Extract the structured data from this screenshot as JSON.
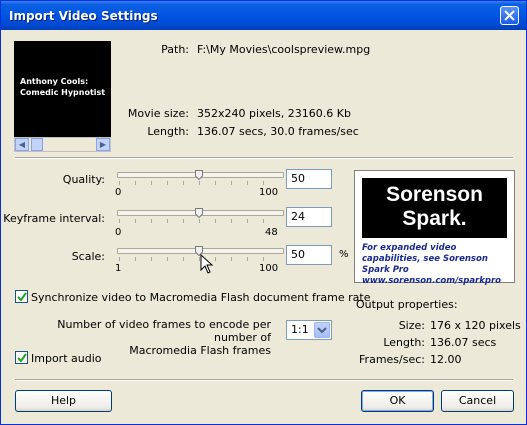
{
  "window": {
    "title": "Import Video Settings"
  },
  "preview": {
    "lines": "Anthony Cools:\nComedic Hypnotist"
  },
  "info": {
    "path_label": "Path:",
    "path_value": "F:\\My Movies\\coolspreview.mpg",
    "size_label": "Movie size:",
    "size_value": "352x240 pixels, 23160.6 Kb",
    "length_label": "Length:",
    "length_value": "136.07 secs, 30.0 frames/sec"
  },
  "sliders": [
    {
      "label": "Quality:",
      "min": "0",
      "max": "100",
      "value": "50",
      "level": 0.5
    },
    {
      "label": "Keyframe interval:",
      "min": "0",
      "max": "48",
      "value": "24",
      "level": 0.5
    },
    {
      "label": "Scale:",
      "min": "1",
      "max": "100",
      "value": "50",
      "level": 0.5,
      "unit": "%"
    }
  ],
  "sync": {
    "label": "Synchronize video to Macromedia Flash document frame rate",
    "checked": true
  },
  "frames": {
    "label": "Number of video frames to encode per number of\nMacromedia Flash frames",
    "value": "1:1"
  },
  "audio": {
    "label": "Import audio",
    "checked": true
  },
  "promo": {
    "brand_line1": "Sorenson",
    "brand_line2": "Spark.",
    "tagline": "For expanded video capabilities, see Sorenson Spark Pro www.sorenson.com/sparkpro"
  },
  "output": {
    "heading": "Output properties:",
    "size_label": "Size:",
    "size_value": "176 x 120 pixels",
    "length_label": "Length:",
    "length_value": "136.07 secs",
    "fps_label": "Frames/sec:",
    "fps_value": "12.00"
  },
  "buttons": {
    "help": "Help",
    "ok": "OK",
    "cancel": "Cancel"
  },
  "colors": {
    "titlebar": "#0055e5",
    "dialog_bg": "#ece9d8",
    "promo_text": "#1a2a8c"
  }
}
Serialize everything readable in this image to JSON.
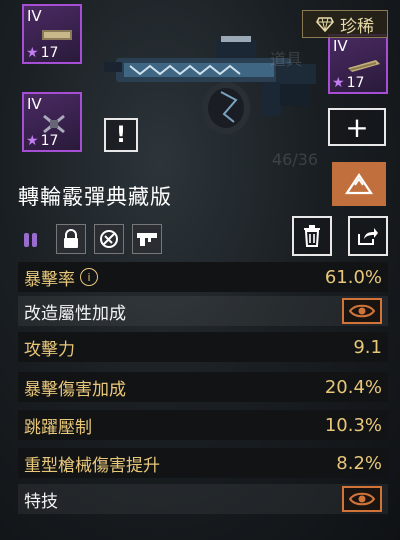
{
  "rarity": {
    "label": "珍稀",
    "icon": "diamond-icon"
  },
  "mods": [
    {
      "tier": "IV",
      "level": "17",
      "icon": "magazine-mod-icon"
    },
    {
      "tier": "IV",
      "level": "17",
      "icon": "crossed-mod-icon"
    },
    {
      "tier": "IV",
      "level": "17",
      "icon": "barrel-mod-icon"
    }
  ],
  "alert": {
    "label": "!"
  },
  "add_button": {
    "label": "+"
  },
  "weapon": {
    "name": "轉輪霰彈典藏版"
  },
  "actions": {
    "orange_icon": "upgrade-icon",
    "delete_icon": "trash-icon",
    "share_icon": "share-icon"
  },
  "attribute_icons": [
    "ammo-icon",
    "lock-icon",
    "no-repair-icon",
    "gun-type-icon"
  ],
  "stats": [
    {
      "label": "暴擊率",
      "value": "61.0%",
      "info": "i"
    },
    {
      "label": "改造屬性加成",
      "value": null,
      "icon": "eye-icon"
    },
    {
      "label": "攻擊力",
      "value": "9.1"
    },
    {
      "label": "暴擊傷害加成",
      "value": "20.4%"
    },
    {
      "label": "跳躍壓制",
      "value": "10.3%"
    },
    {
      "label": "重型槍械傷害提升",
      "value": "8.2%"
    },
    {
      "label": "特技",
      "value": null,
      "icon": "eye-icon"
    }
  ],
  "colors": {
    "accent": "#c1703d",
    "gold": "#e8c77a",
    "mod_border": "#a64fd4"
  }
}
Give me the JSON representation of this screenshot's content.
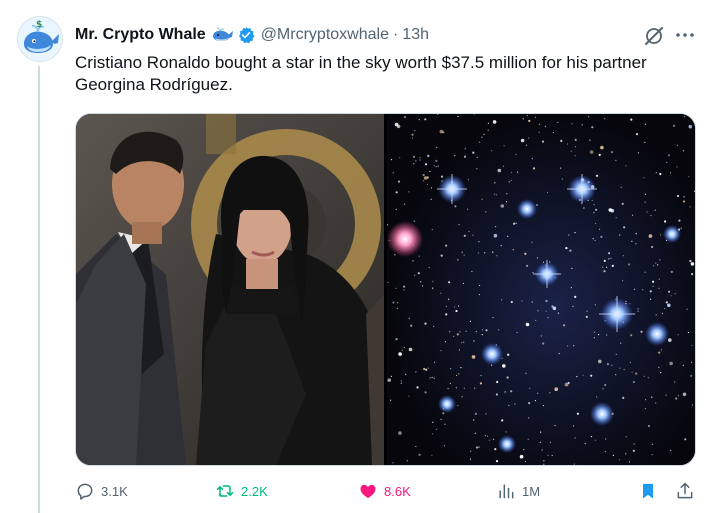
{
  "author": {
    "name": "Mr. Crypto Whale",
    "handle": "@Mrcryptoxwhale",
    "separator": "·",
    "time": "13h",
    "verified": true
  },
  "tweet": {
    "text": "Cristiano Ronaldo bought a star in the sky worth $37.5 million for his partner Georgina Rodríguez."
  },
  "media": {
    "images": [
      {
        "name": "couple-photo"
      },
      {
        "name": "star-field-photo"
      }
    ]
  },
  "actions": {
    "replies": "3.1K",
    "retweets": "2.2K",
    "likes": "8.6K",
    "views": "1M"
  },
  "colors": {
    "accent": "#1d9bf0",
    "retweet": "#00ba7c",
    "like": "#f91880",
    "muted": "#536471"
  },
  "icons": [
    "grok-icon",
    "more-icon",
    "reply-icon",
    "retweet-icon",
    "heart-icon",
    "views-icon",
    "bookmark-icon",
    "share-icon",
    "verified-badge-icon",
    "whale-emoji-icon"
  ]
}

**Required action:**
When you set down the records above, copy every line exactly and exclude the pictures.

**Answer space:**
Extract the structured data from this screenshot as JSON.
{
  "window": {
    "title": "Import Video Settings"
  },
  "preview": {
    "lines": "Anthony Cools:\nComedic Hypnotist"
  },
  "info": {
    "path_label": "Path:",
    "path_value": "F:\\My Movies\\coolspreview.mpg",
    "size_label": "Movie size:",
    "size_value": "352x240 pixels, 23160.6 Kb",
    "length_label": "Length:",
    "length_value": "136.07 secs, 30.0 frames/sec"
  },
  "sliders": [
    {
      "label": "Quality:",
      "min": "0",
      "max": "100",
      "value": "50",
      "level": 0.5
    },
    {
      "label": "Keyframe interval:",
      "min": "0",
      "max": "48",
      "value": "24",
      "level": 0.5
    },
    {
      "label": "Scale:",
      "min": "1",
      "max": "100",
      "value": "50",
      "level": 0.5,
      "unit": "%"
    }
  ],
  "sync": {
    "label": "Synchronize video to Macromedia Flash document frame rate",
    "checked": true
  },
  "frames": {
    "label": "Number of video frames to encode per number of\nMacromedia Flash frames",
    "value": "1:1"
  },
  "audio": {
    "label": "Import audio",
    "checked": true
  },
  "promo": {
    "brand_line1": "Sorenson",
    "brand_line2": "Spark.",
    "tagline": "For expanded video capabilities, see Sorenson Spark Pro www.sorenson.com/sparkpro"
  },
  "output": {
    "heading": "Output properties:",
    "size_label": "Size:",
    "size_value": "176 x 120 pixels",
    "length_label": "Length:",
    "length_value": "136.07 secs",
    "fps_label": "Frames/sec:",
    "fps_value": "12.00"
  },
  "buttons": {
    "help": "Help",
    "ok": "OK",
    "cancel": "Cancel"
  },
  "colors": {
    "titlebar": "#0055e5",
    "dialog_bg": "#ece9d8",
    "promo_text": "#1a2a8c"
  }
}
Serialize everything readable in this image to JSON.
{
  "rarity": {
    "label": "珍稀",
    "icon": "diamond-icon"
  },
  "mods": [
    {
      "tier": "IV",
      "level": "17",
      "icon": "magazine-mod-icon"
    },
    {
      "tier": "IV",
      "level": "17",
      "icon": "crossed-mod-icon"
    },
    {
      "tier": "IV",
      "level": "17",
      "icon": "barrel-mod-icon"
    }
  ],
  "alert": {
    "label": "!"
  },
  "add_button": {
    "label": "+"
  },
  "weapon": {
    "name": "轉輪霰彈典藏版"
  },
  "actions": {
    "orange_icon": "upgrade-icon",
    "delete_icon": "trash-icon",
    "share_icon": "share-icon"
  },
  "attribute_icons": [
    "ammo-icon",
    "lock-icon",
    "no-repair-icon",
    "gun-type-icon"
  ],
  "stats": [
    {
      "label": "暴擊率",
      "value": "61.0%",
      "info": "i"
    },
    {
      "label": "改造屬性加成",
      "value": null,
      "icon": "eye-icon"
    },
    {
      "label": "攻擊力",
      "value": "9.1"
    },
    {
      "label": "暴擊傷害加成",
      "value": "20.4%"
    },
    {
      "label": "跳躍壓制",
      "value": "10.3%"
    },
    {
      "label": "重型槍械傷害提升",
      "value": "8.2%"
    },
    {
      "label": "特技",
      "value": null,
      "icon": "eye-icon"
    }
  ],
  "colors": {
    "accent": "#c1703d",
    "gold": "#e8c77a",
    "mod_border": "#a64fd4"
  }
}
Give me the JSON representation of this screenshot's content.
{
  "author": {
    "name": "Mr. Crypto Whale",
    "handle": "@Mrcryptoxwhale",
    "separator": "·",
    "time": "13h",
    "verified": true
  },
  "tweet": {
    "text": "Cristiano Ronaldo bought a star in the sky worth $37.5 million for his partner Georgina Rodríguez."
  },
  "media": {
    "images": [
      {
        "name": "couple-photo"
      },
      {
        "name": "star-field-photo"
      }
    ]
  },
  "actions": {
    "replies": "3.1K",
    "retweets": "2.2K",
    "likes": "8.6K",
    "views": "1M"
  },
  "colors": {
    "accent": "#1d9bf0",
    "retweet": "#00ba7c",
    "like": "#f91880",
    "muted": "#536471"
  },
  "icons": [
    "grok-icon",
    "more-icon",
    "reply-icon",
    "retweet-icon",
    "heart-icon",
    "views-icon",
    "bookmark-icon",
    "share-icon",
    "verified-badge-icon",
    "whale-emoji-icon"
  ]
}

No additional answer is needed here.